App and web page records:
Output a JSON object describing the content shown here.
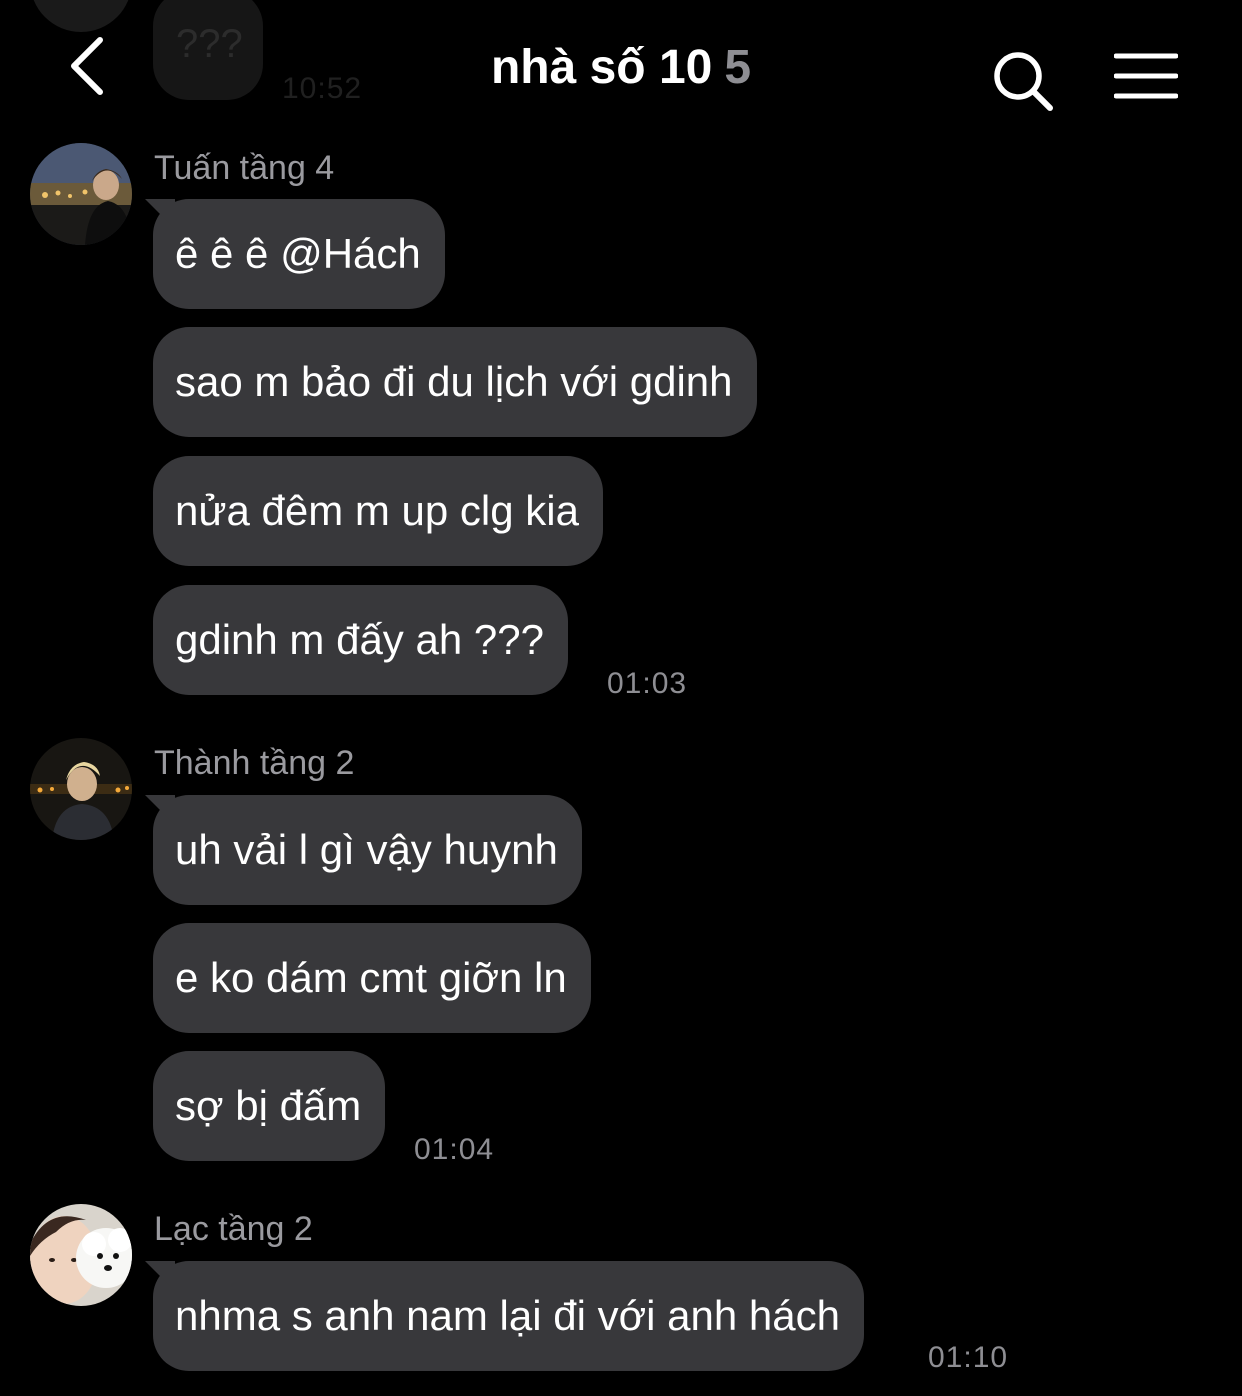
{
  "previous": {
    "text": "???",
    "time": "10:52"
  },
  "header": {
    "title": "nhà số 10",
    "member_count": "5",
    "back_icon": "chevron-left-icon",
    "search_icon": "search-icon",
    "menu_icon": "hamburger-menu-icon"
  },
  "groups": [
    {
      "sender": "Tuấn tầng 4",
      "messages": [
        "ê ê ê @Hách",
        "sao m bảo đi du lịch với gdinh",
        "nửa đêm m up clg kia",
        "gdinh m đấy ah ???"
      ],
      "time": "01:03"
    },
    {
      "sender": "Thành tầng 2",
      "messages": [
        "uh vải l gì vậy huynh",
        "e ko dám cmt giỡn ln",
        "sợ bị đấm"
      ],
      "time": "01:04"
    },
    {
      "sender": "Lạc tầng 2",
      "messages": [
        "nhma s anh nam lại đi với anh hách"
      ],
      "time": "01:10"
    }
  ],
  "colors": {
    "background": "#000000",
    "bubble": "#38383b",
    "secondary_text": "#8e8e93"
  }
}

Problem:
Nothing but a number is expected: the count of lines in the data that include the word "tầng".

Task result:
3